This week, Botswana Insurance Holdings Limited (BIHL) went public about the impact that COVID-19 has had on its profitability for the half-year ending 30 June 2020.
The country’s most diversified financial services provider cautioned shareholders that profit before tax (PBT) will be lower than that reported for the six-month period ended 30 June 2020 by between 22 percent and 26 percent.
According to BIHL’s statement, this translates into a reduction of between P72 million and P85 million in PBT. PBT for the six-month period ended 30 June 2020 was P321.8 million.
The board of directors chalked up such a reduction to an increase in claims, rising 44 percent during the six-month period to June 2021. The underlying cause was excess mortality which adversely impacted the life insurance business.
Online researches define excess mortality as a term used in epidemiology and public health to refer to the number of deaths from all causes during a crisis above and beyond what is expected under ‘normal’ conditions.
BIHL’s life insurance business is housed under Botswana Life, the country’s leading long term insurer. Botswana Life is a provider for over 200 000 lives with approximately 300 000 individual policies, and a market share of just under 70 percent.
BIHL says the increase in mortality was driven by the COVID-19 pandemic as the country continues to battle with high infection rates experienced in the third wave which has overwhelmed medical facilities. “In the comparative period, the number of claims were lower than expectation, largely assisted by the lockdowns and lower infection rates,” the group wrote, noting however that it has recorded a strong top-line performance during the period resulting from impressive volumes of new business underwritten.
But as some digested the revelations of rising claims, which were rightfully predicted by BIHL’s CEO Catherine Lesetedi, others could not help but wonder what this means for insurance premiums, the reference point being developments in neighbouring South Africa.
In July, Fin24, South Africa’s premier site for finance news, reported that Discovery Life became the first South African insurer to “consider COVID-19 vaccination in its underwriting processes”. The report quoted the company as saying it is going to “treat a refusal to vaccinate against COVID-19 the same way it treats smoking or lifestyle diseases such as diabetes when it determines premiums”.
“Clients with new policies who indicate that they are unwilling to be vaccinated may, unfortunately, be subject to higher premiums due to the increased risk,” the company said in July.
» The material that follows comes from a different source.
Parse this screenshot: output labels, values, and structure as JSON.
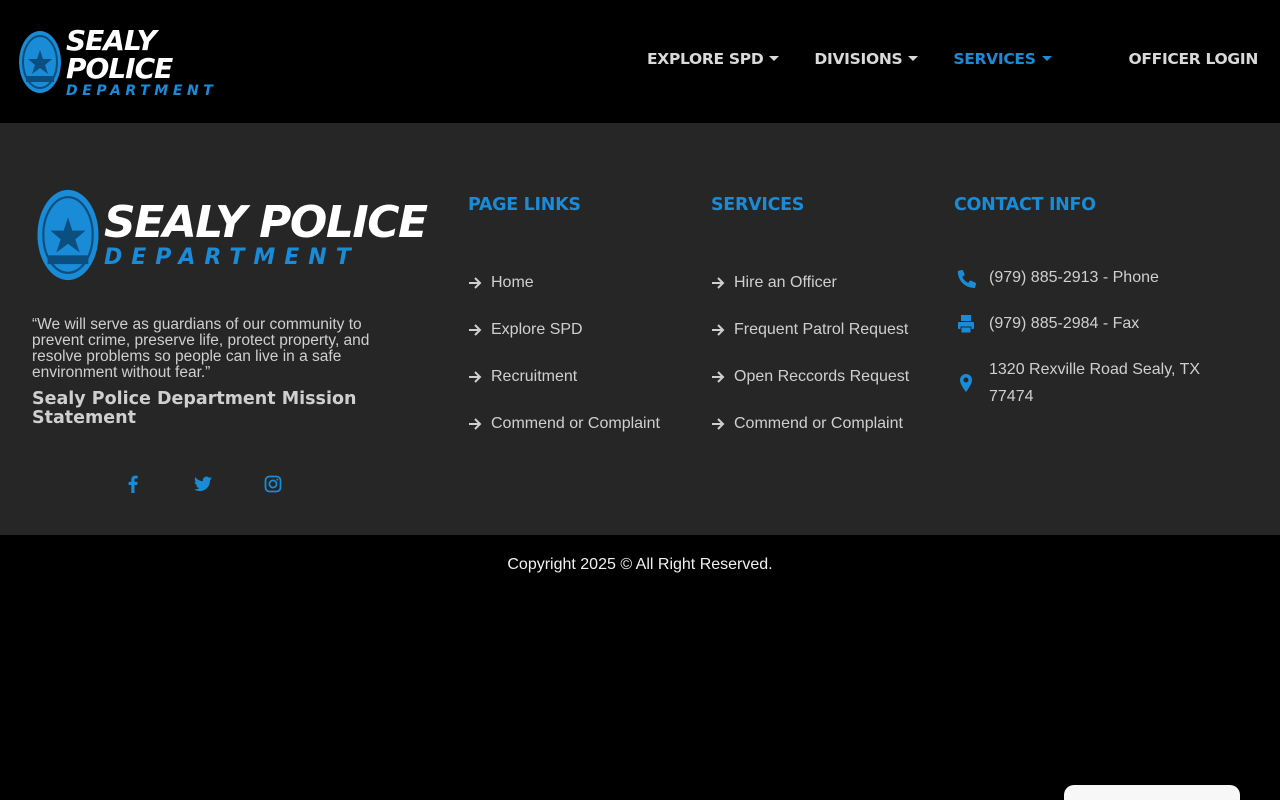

The rules kicked in end of July with Discovery saying it would adjust premiums for those who change their minds.
It is important to note that other insurance companies may not be able to catch up with trend because of the way their businesses are. Discovery already had the kind of framework allowing them to input health information to design product hence they are the first company to price in unvaccination. Other companies may struggle because they will need to build the functionality first and pass it with different departments to understand and approve.
Meanwhile, the rollout of vaccines reaffirmed the unequal nature of the global economic base, with Africa lagging significantly behind other continents. As at 20 August 2021, the number of fully vaccinated people in Botswana was 181,922 in a population of roughly 2.5 million. Those with only the first dose were 252,722. The number of deaths recorded as at 20 August in Botswana stood at 2,171 with total confirmed cases at 150,842.
BIHL said it is actively monitoring the risks brought about by excess mortality and has put measures in place to manage the impact. “However, the trading environment remains volatile, and COVID-19 is expected to continue to pose challenges into the second half of the year,” the board told shareholders.
As at December 2020, BIHL had paid P1.6 billion in benefits and claims despite tough economic conditions. The group also reported a statutory requirement of capital cover with a ratio of 6,3 times, representing very solid capitalisation levels.
BIHL said capitalisation levels continue to be significantly more than regulatory requirements and internally stipulated risk appetite. At the time of this report, The Business Weekly & Review could not reach BIHL, which is currently on a closed period and embargoed on price sensitive information. BIHL, through Botswana Life, is the leader in the market.
The Botswana insurance market is dominated by the life insurance sector. This sector is larger than the non-life insurance sector, accounting for 75 percent and 25 percent of the market respectively, in 2018. In the insurance sector, Botswana has one of the more developed life sectors in sub-Saharan Africa and innovation, especially in the life segment, which is improving accessibility.
Overall, written insurance premiums in Botswana remained relatively steady at P5.4 billion for two consecutive years in 2018 and 2019, falling short of projected growth of 7.7 percent. Short-term growth in Botswana’s insurance sector came to a halt in 2020 due to the COVID-19 pandemic. The life insurance sector contracted for the second consecutive year. Nonetheless, premium growth in the life sector is expected to average 4,8 percent per annum between 2021 and 2024.